Zahid has six daughters, one son, two wives. In Pakistan – as he explained to us – the custom is for the daughters to go to the household of the husband’s family, and sons stay with their parents to look after them as they grow older. It is not common for polygamous relationships to exist in Pakistan, but it is acceptable in special cases; the burning cultural need for sons constitutes a special case. Zahid took a lot of pressure from his extended family, after his first wife bore him four daughters. So reluctantly he took a second, who gave him a fifth daughter, then a son, and finally a sixth daughter. His sixth daughter was born with cystic fibrosis. If a child in Chicago has this condition, this is reason enough for sadness. But Hushe is far from Chicago and within the context of life in Hushe, this little girl’s struggle for life is heartbreaking.

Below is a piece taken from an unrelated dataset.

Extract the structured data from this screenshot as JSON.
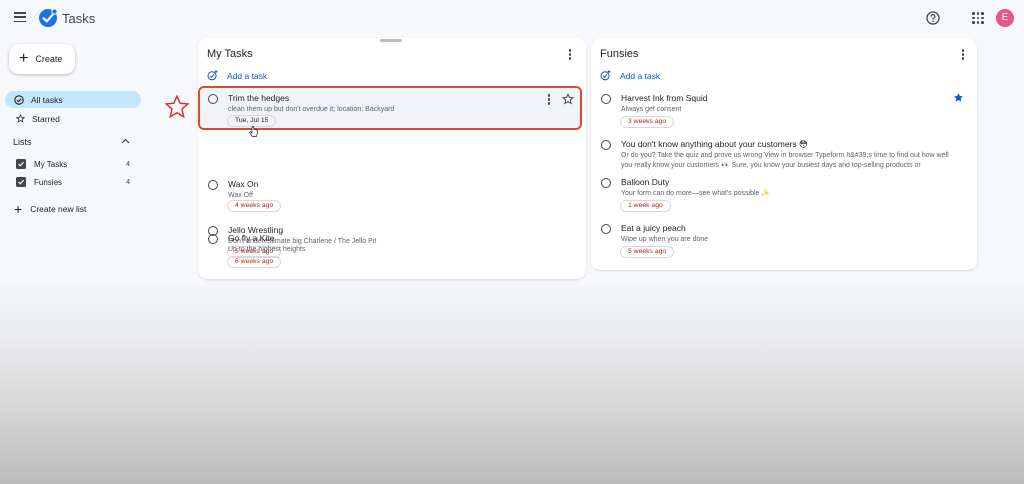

Zahid poured his heart and soul and energy into finding a way to heal her; to make her stronger. The many trips to visit doctors in Skardu sucked away his savings, made his hair go white, broke his heart. Zahid says that now, in a way, he doesn’t care about his long awaited son, the five other daughters. Only for his one broken child. A climber from Czech Republic, or Poland (I don’t remember) who Zahid worked with on an expedition, arranged for a doctor to travel from Europe to Hushe to examine her. He sent an exercise machine for therapy. It doesn’t help much.

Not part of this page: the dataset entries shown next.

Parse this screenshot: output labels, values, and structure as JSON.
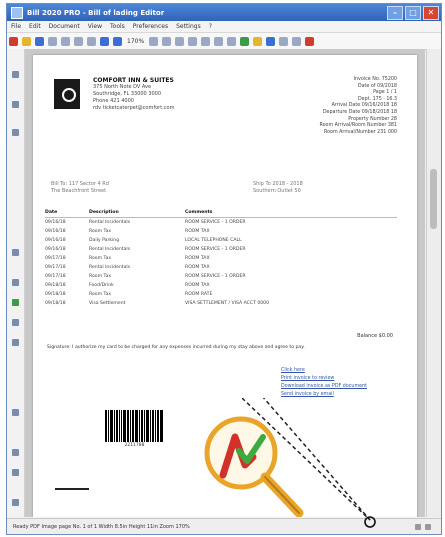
{
  "window": {
    "title": "Bill 2020 PRO - Bill of lading Editor",
    "controls": {
      "minimize": "–",
      "maximize": "□",
      "close": "✕"
    }
  },
  "menu": [
    "File",
    "Edit",
    "Document",
    "View",
    "Tools",
    "Preferences",
    "Settings",
    "?"
  ],
  "toolbar": {
    "zoom": "170%"
  },
  "invoice": {
    "company": {
      "name": "COMFORT INN & SUITES",
      "lines": [
        "375 North Note DV Ave",
        "Southridge, FL 33000 3000",
        "Phone 421 4000",
        "rdv ticketcaterpet@comfort.com"
      ]
    },
    "meta": [
      "Invoice No. 75200",
      "Date of 09/2018",
      "Page 1 / 1",
      "Dept. 175 · 16.3",
      "Arrival Date 09/16/2018 18",
      "Departure Date 09/18/2018 18",
      "Property Number 28",
      "Room Arrival/Room Number 381",
      "Room Arrival/Number 231 000"
    ],
    "bill_to": [
      "Bill To: 117 Sector 4 Rd",
      "The Beachfront Street"
    ],
    "ship_to": [
      "Ship To 2018 - 2018",
      "Southern Outlet 50"
    ],
    "table": {
      "headers": [
        "Date",
        "Description",
        "Comments"
      ],
      "rows": [
        [
          "09/16/18",
          "Rental Incidentals",
          "ROOM SERVICE - 1 ORDER"
        ],
        [
          "09/16/18",
          "Room Tax",
          "ROOM TAX"
        ],
        [
          "09/16/18",
          "Daily Parking",
          "LOCAL TELEPHONE CALL"
        ],
        [
          "09/16/18",
          "Rental Incidentals",
          "ROOM SERVICE - 1 ORDER"
        ],
        [
          "09/17/18",
          "Room Tax",
          "ROOM TAX"
        ],
        [
          "09/17/18",
          "Rental Incidentals",
          "ROOM TAX"
        ],
        [
          "09/17/18",
          "Room Tax",
          "ROOM SERVICE - 1 ORDER"
        ],
        [
          "09/18/18",
          "Food/Drink",
          "ROOM TAX"
        ],
        [
          "09/18/18",
          "Room Tax",
          "ROOM RATE"
        ],
        [
          "09/18/18",
          "Visa Settlement",
          "VISA SETTLEMENT / VISA ACCT 0000"
        ]
      ]
    },
    "total": "Balance $0.00",
    "note": "Signature: I authorize my card to be charged for any expenses incurred during my stay above and agree to pay.",
    "links": [
      "Click here",
      "Print invoice to review",
      "Download invoice as PDF document",
      "Send invoice by email"
    ],
    "barcode_number": "2211788"
  },
  "statusbar": {
    "text": "Ready  PDF Image page No. 1 of 1  Width 8.5in  Height 11in  Zoom 170%",
    "zoom_label": "170%"
  },
  "colors": {
    "accent": "#2f63b8",
    "callout_red": "#d2312a",
    "callout_green": "#3caa3c",
    "magnifier": "#e8a52a"
  }
}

Zahid’s son is first in his class at school. He brought home a small trophy for that. This makes Zahid very proud. His other daughters tend to the cows and Dzos up in the high pastures on the way to the Charakusa Valley. The dry, rocky soil strains itself to support the needs of Hushe, and each year the crops and milk and butter that some households produce are not excessive enough to sell any. It becomes harder to find pasture land to rotate the livestock to and from, and this, interestingly is the second edge of the tourism sword. Because travel to high valleys to climb or trek, and base camps are often located in the same places where people from Hushe have been bringing their livestock for years. It’s impossible for the daughters who traditionally tend the livestock up there, to coexist with expeditions full of foreign men and porters. Once upon a time, Zahid spent months with his mother at Galen Rowell camp on the way in to K7 base camp. The grazing there is good. But no one takes their cows there any more. At the same time, Hushe is inhabited by porters – men who do little or nothing else to make a living. Many of them worry that they and their families would starve if climbers and trekkers cease coming.

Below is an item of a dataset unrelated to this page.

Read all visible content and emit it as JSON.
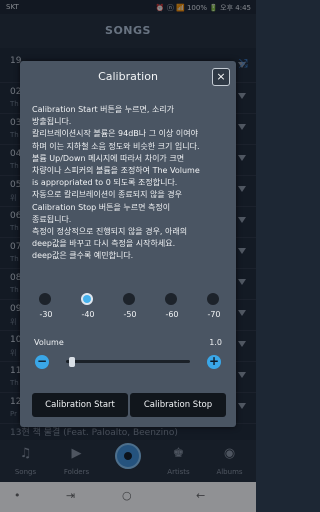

In 1992 Zahid traveled to British Columbia to act as an extra for the movie “K2” which was filmed on Mount Waddington. The producers paid for a certain number of Balti porters to be flown over from Pakistan, then made up the difference for their movie porters by hiring a bunch of Native Americans. What North American would know the difference? Now this little episode was a stroke of luck for Zahid because he came in to some cash. So, he went back to Baltistan and took his aging father and mother to Mecca – something very unusual for a Muslim from Hushe to be able to do. They stayed in Mecca for 40 days. Every morning they would arise at 3am and begin to pray. They would pray all day until 9pm at the Mosque, with only a short break at noon for lunch. So Zahid has the title Hajji,and when he speaks of Mecca, it’s with great reverence.